REUTERS - While Iran faces an increasing energy demand, Tehran is after increasing its capacity for generating electricity from solar energy as the Islamic Republic has a high solar power potential among renewable energy sources.

Although Iran enjoys the fourth largest oil reserves and the largest natural gas reserves in the world, many experts believe that conventional energy sources alone cannot meet the Middle Eastern country's energy demands.

Iran's current power generation capacity stands at around 74.5 megawatts (MW), of that some 12,000 MW is generated via hydroelectric power plants, 1,000 MW via a nuclear power plant and the remaining is produced by thermal power plants.

In the meantime, Energy Ministry has drawn up plans to produce 5 percent of the national generation of electricity from renewable sources.

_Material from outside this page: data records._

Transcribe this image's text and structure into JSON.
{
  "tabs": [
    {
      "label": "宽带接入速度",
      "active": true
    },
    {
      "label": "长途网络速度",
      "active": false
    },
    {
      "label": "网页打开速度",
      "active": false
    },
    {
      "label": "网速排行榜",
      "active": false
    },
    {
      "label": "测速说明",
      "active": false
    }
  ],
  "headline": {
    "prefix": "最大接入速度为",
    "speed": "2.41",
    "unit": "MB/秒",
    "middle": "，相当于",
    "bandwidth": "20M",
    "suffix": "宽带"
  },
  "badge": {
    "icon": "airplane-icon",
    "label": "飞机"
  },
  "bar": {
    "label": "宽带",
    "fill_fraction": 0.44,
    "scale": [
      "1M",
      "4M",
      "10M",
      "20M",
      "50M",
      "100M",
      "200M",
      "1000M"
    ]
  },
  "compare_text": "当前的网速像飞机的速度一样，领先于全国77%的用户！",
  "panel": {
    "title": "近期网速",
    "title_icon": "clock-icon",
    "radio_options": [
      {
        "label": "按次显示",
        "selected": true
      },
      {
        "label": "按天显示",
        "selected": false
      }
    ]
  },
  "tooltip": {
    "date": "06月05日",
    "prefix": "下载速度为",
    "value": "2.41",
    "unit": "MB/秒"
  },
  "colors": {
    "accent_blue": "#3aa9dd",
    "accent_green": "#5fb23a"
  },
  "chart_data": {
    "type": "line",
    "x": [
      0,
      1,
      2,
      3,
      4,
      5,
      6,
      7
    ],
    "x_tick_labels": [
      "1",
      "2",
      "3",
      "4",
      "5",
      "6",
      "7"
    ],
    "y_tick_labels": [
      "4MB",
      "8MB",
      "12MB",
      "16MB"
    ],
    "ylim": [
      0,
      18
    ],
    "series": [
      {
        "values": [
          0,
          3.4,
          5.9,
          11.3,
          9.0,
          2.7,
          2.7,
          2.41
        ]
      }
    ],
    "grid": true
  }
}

The plan envisages installation of 500 MW of new solar capacity by 2018.
It is noteworthy that the country's current capacity for producing renewable energy stands at about 232 MW, 0.31 percent of the country's total power generation capacity.

This is while, the German Solar Industry Association in a report last December suggested that Iran's potential for photovoltaic (PV/solar) cells is extremely high, having an excellent solar irradiation and high electricity demand.

Considering the fact that Iran's total area is around 1,600,000 square kilometers with about 300 clear sunny days in a year and an average 2,200 kilowatt hours (kWh) of solar radiation per square meter, the government's plan to lure foreign investors sounds realistic.
The government has already launched several solar energy projects, but the financial issues still remain as a major obstacle to developing the country's solar energy sector, therefore it is not clear when all the effort is going to show some results.

Just last July, when the historic nuclear deal was clinched between Tehran and the world's major powers, hopes of reaping fat profits from Iran's untapped market grew inside investors.

The nuclear deal also brought up hopes that Iran's ailing economy and aged industry will be built up again.

The country's energy sector drew much attention and a number of international investors rushed for Iran to join lucrative contracts and projects introduced with an aim to develop the country's energy sector, including solar power plants.

However, difficulties in re-establishing banking ties with the world seem to be among the main obstacles to fulfilling the plan.

Although the official announcements suggest that the sanctions against Iran have been removed, concerns over running afoul of US regulations have made the global bankers reluctant to do business with Iran, a main obstacle to doing any businesses in the Islamic Republic, including the energy sector and solar power plants.